The simulation result is shown below.

The 8th row: SH signal

The 9th row: ICG signal

The 10th row: MCLK signal for CCD


Digital Temperature Control

Temperature control again 🙂

We have been customed to fully analog controlled temperature controllers like those made by Toptica in the past. The parameters(proportion, integral time, etc) of those controllers should be adjusted with the assist of an oscilloscope. You cannot use those experience formula because you cannot set a multi-turn potentiometer to 1/2.2 value. And if you don’t have an expensive monitor module, you don’t even know the temperature set point! How can these modules be used in an experiment?

In order to address this problem, I decide to make this digital version temperature controller.

Here is the photo of my final controller.


This temperature controller is designed to be compatible with three kinds of common temperature sensors – NTC sensor, PT100 RTD sensor, Thermocouple. With this powerful design, the controller can manage temperature from as low  as several kelvin to a thousand degree celsius.

Three analog frond ends provide adequate working condition for the sensors as well as amplify the signal and scale them to fit into ADC’s input range.

The ADC in this project is AD7793, a low cost two channels (if you use external reference as I did) 24bit delta-sigma ADC, connected to the main processor through high speed SPI protocol. The ADC is running on a 64kHz clock generated by main processor’s timer. The main processor’s PID calculation and output refresh is synchronized by the ADC’s ready signal.

Digital PID for temperature is never a tricky problem for those high speed micro controllers. I even use double precision float type for all variables and the controller still works great. 72MHz/90DMIPS is a monster for the tiny task!

The DAC is AD5689, a two channels 16bit DAC, is definitely sufficient to drive any TEC or heater. A instrumental amplifier shift the middle level to zero voltage and drive a push-pull output stage with feedback to provide a maximum of 25W power.

The output is monitored all the time, you can check the output voltage, output current, output power as needed. Warning functions such as sensor fault, output short circuit, output over current, output open circuit, can be easily implemented in this hardware design.

Based on my OLED driver and graphic library written years ago, I can quickly developed the firmware for this controller with gorgeous OLED display and fancy user interface.


The interaction can be done through a couple of buttons and a rotatory encoder, which definitely provide a smooth user experience.

I have tested this controller under many circumstance, vacuum chamber, ECDL housing for example.
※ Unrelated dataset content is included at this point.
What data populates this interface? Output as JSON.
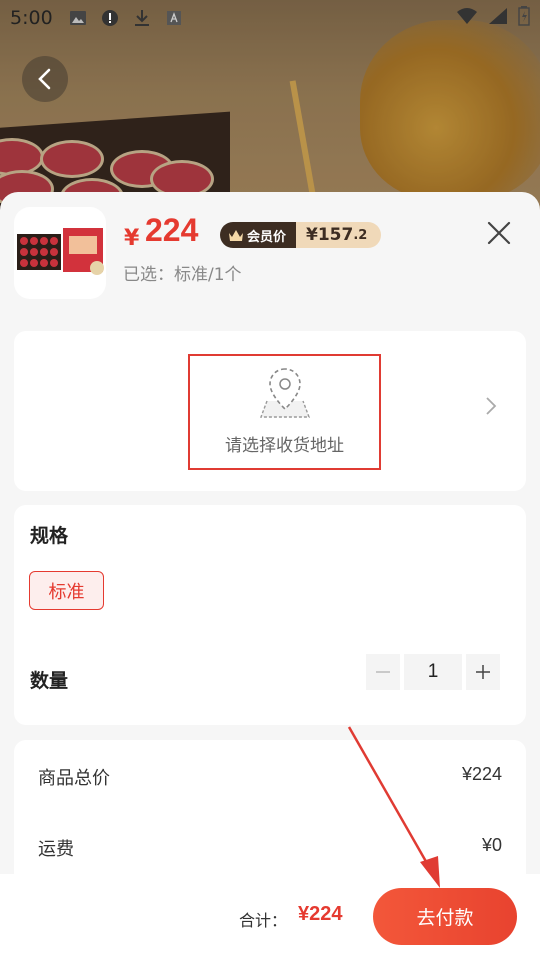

With proper heat insulation  design and careful PID adjustment, <1mK temperature stability can be easily achieved with NTC sensor near room temperature.

This controller has been successfully deployed into my ECDL project, and helped a great deal pushing a 690nm laser diode for a 698nm output, which will be used in Sr experiment in the future.

Got a new SBM-20M Geiger-Muller tube

Here it is.


According to seller’s introduction, this is a Geiger-Muller tube from Ukraine. The parameters of this tiny tube are listed below.


Radiation determine: beta soft/hard gamma soft/hard
Voltage of start of counter: 260-320V
Operating voltage: 350-475V
Length of flat part of counting curve (plateau): 100V
Slope of the counting data: <0.15%/V
Own background: <1 imps/s
Working life: 50*10^10 counts
Weight: 2.5g
Dimensions: counter length 48mm, diameter 10mm

I should start preparing for a small high voltage supply for this tiny stuff 🙂